Data records for software interfaces:
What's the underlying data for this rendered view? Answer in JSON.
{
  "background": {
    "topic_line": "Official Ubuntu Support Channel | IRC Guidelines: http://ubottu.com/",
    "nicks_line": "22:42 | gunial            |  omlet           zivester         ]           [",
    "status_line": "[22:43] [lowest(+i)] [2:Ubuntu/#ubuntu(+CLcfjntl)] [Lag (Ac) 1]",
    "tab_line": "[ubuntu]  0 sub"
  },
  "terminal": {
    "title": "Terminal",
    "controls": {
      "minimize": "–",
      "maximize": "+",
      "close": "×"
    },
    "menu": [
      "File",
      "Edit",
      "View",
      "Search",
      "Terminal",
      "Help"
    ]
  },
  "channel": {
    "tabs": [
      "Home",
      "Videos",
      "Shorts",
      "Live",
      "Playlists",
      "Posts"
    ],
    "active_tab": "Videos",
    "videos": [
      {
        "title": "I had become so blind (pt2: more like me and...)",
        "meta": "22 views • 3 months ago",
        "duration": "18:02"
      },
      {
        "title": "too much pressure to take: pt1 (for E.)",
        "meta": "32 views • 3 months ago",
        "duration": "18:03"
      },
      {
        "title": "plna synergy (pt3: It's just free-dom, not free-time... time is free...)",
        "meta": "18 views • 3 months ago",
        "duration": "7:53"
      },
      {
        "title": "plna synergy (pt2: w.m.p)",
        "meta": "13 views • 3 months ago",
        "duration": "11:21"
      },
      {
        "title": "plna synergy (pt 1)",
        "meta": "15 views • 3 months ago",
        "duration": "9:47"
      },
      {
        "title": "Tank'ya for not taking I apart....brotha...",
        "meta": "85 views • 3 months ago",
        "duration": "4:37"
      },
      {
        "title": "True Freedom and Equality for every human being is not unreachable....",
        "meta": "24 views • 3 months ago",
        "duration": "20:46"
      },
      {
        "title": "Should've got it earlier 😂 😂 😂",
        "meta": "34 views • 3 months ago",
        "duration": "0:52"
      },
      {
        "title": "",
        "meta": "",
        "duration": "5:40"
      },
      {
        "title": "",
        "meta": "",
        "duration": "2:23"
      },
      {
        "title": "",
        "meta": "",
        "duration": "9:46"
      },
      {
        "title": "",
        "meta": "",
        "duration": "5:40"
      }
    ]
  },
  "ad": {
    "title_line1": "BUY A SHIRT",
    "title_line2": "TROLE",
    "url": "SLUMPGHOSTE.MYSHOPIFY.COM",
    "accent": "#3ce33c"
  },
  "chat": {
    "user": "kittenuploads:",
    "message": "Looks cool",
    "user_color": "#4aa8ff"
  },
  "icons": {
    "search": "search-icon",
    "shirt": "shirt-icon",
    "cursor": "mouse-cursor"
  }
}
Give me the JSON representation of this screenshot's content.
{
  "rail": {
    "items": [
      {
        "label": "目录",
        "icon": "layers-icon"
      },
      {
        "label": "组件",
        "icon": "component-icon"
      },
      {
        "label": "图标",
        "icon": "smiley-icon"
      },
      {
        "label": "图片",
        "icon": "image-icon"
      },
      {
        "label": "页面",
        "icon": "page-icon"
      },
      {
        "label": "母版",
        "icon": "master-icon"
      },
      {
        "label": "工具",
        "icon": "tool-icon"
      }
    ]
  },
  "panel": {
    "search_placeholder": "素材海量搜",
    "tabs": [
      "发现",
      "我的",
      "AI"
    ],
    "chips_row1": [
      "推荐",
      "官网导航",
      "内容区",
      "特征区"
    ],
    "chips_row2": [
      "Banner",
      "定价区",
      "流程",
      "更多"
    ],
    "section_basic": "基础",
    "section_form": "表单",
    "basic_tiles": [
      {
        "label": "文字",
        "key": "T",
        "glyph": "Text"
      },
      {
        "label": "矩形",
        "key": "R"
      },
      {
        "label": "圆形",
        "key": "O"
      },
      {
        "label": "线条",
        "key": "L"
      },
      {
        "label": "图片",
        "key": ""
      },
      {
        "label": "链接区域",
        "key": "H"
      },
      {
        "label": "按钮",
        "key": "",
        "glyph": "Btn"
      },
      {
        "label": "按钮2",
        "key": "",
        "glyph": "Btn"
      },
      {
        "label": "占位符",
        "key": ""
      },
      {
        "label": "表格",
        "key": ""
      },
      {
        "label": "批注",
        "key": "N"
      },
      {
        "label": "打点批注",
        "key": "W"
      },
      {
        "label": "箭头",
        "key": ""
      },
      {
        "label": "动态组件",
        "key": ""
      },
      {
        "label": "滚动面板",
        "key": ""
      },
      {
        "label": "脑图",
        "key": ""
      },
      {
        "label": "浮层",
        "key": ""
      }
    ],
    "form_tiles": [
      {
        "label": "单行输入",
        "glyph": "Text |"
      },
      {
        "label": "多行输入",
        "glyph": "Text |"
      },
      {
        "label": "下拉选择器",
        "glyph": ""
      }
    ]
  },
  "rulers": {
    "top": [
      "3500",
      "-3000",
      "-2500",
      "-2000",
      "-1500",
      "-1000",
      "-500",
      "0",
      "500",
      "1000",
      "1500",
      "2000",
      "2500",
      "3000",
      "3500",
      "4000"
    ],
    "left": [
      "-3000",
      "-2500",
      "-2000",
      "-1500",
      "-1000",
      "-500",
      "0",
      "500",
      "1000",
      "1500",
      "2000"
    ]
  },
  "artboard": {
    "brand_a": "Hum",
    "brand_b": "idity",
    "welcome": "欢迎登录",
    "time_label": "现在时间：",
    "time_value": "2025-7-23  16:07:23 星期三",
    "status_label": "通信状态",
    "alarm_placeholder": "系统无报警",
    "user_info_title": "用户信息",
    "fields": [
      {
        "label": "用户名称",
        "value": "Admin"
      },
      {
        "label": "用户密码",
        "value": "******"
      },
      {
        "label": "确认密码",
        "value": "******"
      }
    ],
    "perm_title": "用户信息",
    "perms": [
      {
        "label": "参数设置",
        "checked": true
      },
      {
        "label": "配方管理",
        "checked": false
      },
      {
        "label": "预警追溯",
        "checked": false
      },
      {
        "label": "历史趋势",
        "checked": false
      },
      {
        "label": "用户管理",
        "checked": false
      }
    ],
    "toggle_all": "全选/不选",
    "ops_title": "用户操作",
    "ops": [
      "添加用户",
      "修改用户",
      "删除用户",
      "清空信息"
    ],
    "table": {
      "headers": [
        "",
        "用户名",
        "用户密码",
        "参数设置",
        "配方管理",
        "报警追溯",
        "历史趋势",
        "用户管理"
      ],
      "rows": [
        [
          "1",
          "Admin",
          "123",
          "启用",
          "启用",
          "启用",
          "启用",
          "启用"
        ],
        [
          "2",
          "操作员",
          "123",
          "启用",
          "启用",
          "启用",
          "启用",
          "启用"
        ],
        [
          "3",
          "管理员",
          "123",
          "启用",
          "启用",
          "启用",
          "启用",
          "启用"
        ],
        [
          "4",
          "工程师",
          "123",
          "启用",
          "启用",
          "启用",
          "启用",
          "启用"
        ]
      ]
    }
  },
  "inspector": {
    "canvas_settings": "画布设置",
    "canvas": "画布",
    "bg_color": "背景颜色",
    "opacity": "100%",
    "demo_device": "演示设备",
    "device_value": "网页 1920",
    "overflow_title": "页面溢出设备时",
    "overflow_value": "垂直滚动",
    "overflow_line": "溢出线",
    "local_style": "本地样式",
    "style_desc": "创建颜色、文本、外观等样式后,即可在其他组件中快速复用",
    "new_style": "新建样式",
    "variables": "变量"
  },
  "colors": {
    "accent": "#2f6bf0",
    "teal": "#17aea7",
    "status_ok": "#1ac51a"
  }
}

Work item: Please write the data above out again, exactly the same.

The completed task:
What's the underlying data for this rendered view? Answer in JSON.
{
  "background": {
    "topic_line": "Official Ubuntu Support Channel | IRC Guidelines: http://ubottu.com/",
    "nicks_line": "22:42 | gunial            |  omlet           zivester         ]           [",
    "status_line": "[22:43] [lowest(+i)] [2:Ubuntu/#ubuntu(+CLcfjntl)] [Lag (Ac) 1]",
    "tab_line": "[ubuntu]  0 sub"
  },
  "terminal": {
    "title": "Terminal",
    "controls": {
      "minimize": "–",
      "maximize": "+",
      "close": "×"
    },
    "menu": [
      "File",
      "Edit",
      "View",
      "Search",
      "Terminal",
      "Help"
    ]
  },
  "channel": {
    "tabs": [
      "Home",
      "Videos",
      "Shorts",
      "Live",
      "Playlists",
      "Posts"
    ],
    "active_tab": "Videos",
    "videos": [
      {
        "title": "I had become so blind (pt2: more like me and...)",
        "meta": "22 views • 3 months ago",
        "duration": "18:02"
      },
      {
        "title": "too much pressure to take: pt1 (for E.)",
        "meta": "32 views • 3 months ago",
        "duration": "18:03"
      },
      {
        "title": "plna synergy (pt3: It's just free-dom, not free-time... time is free...)",
        "meta": "18 views • 3 months ago",
        "duration": "7:53"
      },
      {
        "title": "plna synergy (pt2: w.m.p)",
        "meta": "13 views • 3 months ago",
        "duration": "11:21"
      },
      {
        "title": "plna synergy (pt 1)",
        "meta": "15 views • 3 months ago",
        "duration": "9:47"
      },
      {
        "title": "Tank'ya for not taking I apart....brotha...",
        "meta": "85 views • 3 months ago",
        "duration": "4:37"
      },
      {
        "title": "True Freedom and Equality for every human being is not unreachable....",
        "meta": "24 views • 3 months ago",
        "duration": "20:46"
      },
      {
        "title": "Should've got it earlier 😂 😂 😂",
        "meta": "34 views • 3 months ago",
        "duration": "0:52"
      },
      {
        "title": "",
        "meta": "",
        "duration": "5:40"
      },
      {
        "title": "",
        "meta": "",
        "duration": "2:23"
      },
      {
        "title": "",
        "meta": "",
        "duration": "9:46"
      },
      {
        "title": "",
        "meta": "",
        "duration": "5:40"
      }
    ]
  },
  "ad": {
    "title_line1": "BUY A SHIRT",
    "title_line2": "TROLE",
    "url": "SLUMPGHOSTE.MYSHOPIFY.COM",
    "accent": "#3ce33c"
  },
  "chat": {
    "user": "kittenuploads:",
    "message": "Looks cool",
    "user_color": "#4aa8ff"
  },
  "icons": {
    "search": "search-icon",
    "shirt": "shirt-icon",
    "cursor": "mouse-cursor"
  }
}
Give me the JSON representation of this screenshot's content.
{
  "rail": {
    "items": [
      {
        "label": "目录",
        "icon": "layers-icon"
      },
      {
        "label": "组件",
        "icon": "component-icon"
      },
      {
        "label": "图标",
        "icon": "smiley-icon"
      },
      {
        "label": "图片",
        "icon": "image-icon"
      },
      {
        "label": "页面",
        "icon": "page-icon"
      },
      {
        "label": "母版",
        "icon": "master-icon"
      },
      {
        "label": "工具",
        "icon": "tool-icon"
      }
    ]
  },
  "panel": {
    "search_placeholder": "素材海量搜",
    "tabs": [
      "发现",
      "我的",
      "AI"
    ],
    "chips_row1": [
      "推荐",
      "官网导航",
      "内容区",
      "特征区"
    ],
    "chips_row2": [
      "Banner",
      "定价区",
      "流程",
      "更多"
    ],
    "section_basic": "基础",
    "section_form": "表单",
    "basic_tiles": [
      {
        "label": "文字",
        "key": "T",
        "glyph": "Text"
      },
      {
        "label": "矩形",
        "key": "R"
      },
      {
        "label": "圆形",
        "key": "O"
      },
      {
        "label": "线条",
        "key": "L"
      },
      {
        "label": "图片",
        "key": ""
      },
      {
        "label": "链接区域",
        "key": "H"
      },
      {
        "label": "按钮",
        "key": "",
        "glyph": "Btn"
      },
      {
        "label": "按钮2",
        "key": "",
        "glyph": "Btn"
      },
      {
        "label": "占位符",
        "key": ""
      },
      {
        "label": "表格",
        "key": ""
      },
      {
        "label": "批注",
        "key": "N"
      },
      {
        "label": "打点批注",
        "key": "W"
      },
      {
        "label": "箭头",
        "key": ""
      },
      {
        "label": "动态组件",
        "key": ""
      },
      {
        "label": "滚动面板",
        "key": ""
      },
      {
        "label": "脑图",
        "key": ""
      },
      {
        "label": "浮层",
        "key": ""
      }
    ],
    "form_tiles": [
      {
        "label": "单行输入",
        "glyph": "Text |"
      },
      {
        "label": "多行输入",
        "glyph": "Text |"
      },
      {
        "label": "下拉选择器",
        "glyph": ""
      }
    ]
  },
  "rulers": {
    "top": [
      "3500",
      "-3000",
      "-2500",
      "-2000",
      "-1500",
      "-1000",
      "-500",
      "0",
      "500",
      "1000",
      "1500",
      "2000",
      "2500",
      "3000",
      "3500",
      "4000"
    ],
    "left": [
      "-3000",
      "-2500",
      "-2000",
      "-1500",
      "-1000",
      "-500",
      "0",
      "500",
      "1000",
      "1500",
      "2000"
    ]
  },
  "artboard": {
    "brand_a": "Hum",
    "brand_b": "idity",
    "welcome": "欢迎登录",
    "time_label": "现在时间：",
    "time_value": "2025-7-23  16:07:23 星期三",
    "status_label": "通信状态",
    "alarm_placeholder": "系统无报警",
    "user_info_title": "用户信息",
    "fields": [
      {
        "label": "用户名称",
        "value": "Admin"
      },
      {
        "label": "用户密码",
        "value": "******"
      },
      {
        "label": "确认密码",
        "value": "******"
      }
    ],
    "perm_title": "用户信息",
    "perms": [
      {
        "label": "参数设置",
        "checked": true
      },
      {
        "label": "配方管理",
        "checked": false
      },
      {
        "label": "预警追溯",
        "checked": false
      },
      {
        "label": "历史趋势",
        "checked": false
      },
      {
        "label": "用户管理",
        "checked": false
      }
    ],
    "toggle_all": "全选/不选",
    "ops_title": "用户操作",
    "ops": [
      "添加用户",
      "修改用户",
      "删除用户",
      "清空信息"
    ],
    "table": {
      "headers": [
        "",
        "用户名",
        "用户密码",
        "参数设置",
        "配方管理",
        "报警追溯",
        "历史趋势",
        "用户管理"
      ],
      "rows": [
        [
          "1",
          "Admin",
          "123",
          "启用",
          "启用",
          "启用",
          "启用",
          "启用"
        ],
        [
          "2",
          "操作员",
          "123",
          "启用",
          "启用",
          "启用",
          "启用",
          "启用"
        ],
        [
          "3",
          "管理员",
          "123",
          "启用",
          "启用",
          "启用",
          "启用",
          "启用"
        ],
        [
          "4",
          "工程师",
          "123",
          "启用",
          "启用",
          "启用",
          "启用",
          "启用"
        ]
      ]
    }
  },
  "inspector": {
    "canvas_settings": "画布设置",
    "canvas": "画布",
    "bg_color": "背景颜色",
    "opacity": "100%",
    "demo_device": "演示设备",
    "device_value": "网页 1920",
    "overflow_title": "页面溢出设备时",
    "overflow_value": "垂直滚动",
    "overflow_line": "溢出线",
    "local_style": "本地样式",
    "style_desc": "创建颜色、文本、外观等样式后,即可在其他组件中快速复用",
    "new_style": "新建样式",
    "variables": "变量"
  },
  "colors": {
    "accent": "#2f6bf0",
    "teal": "#17aea7",
    "status_ok": "#1ac51a"
  }
}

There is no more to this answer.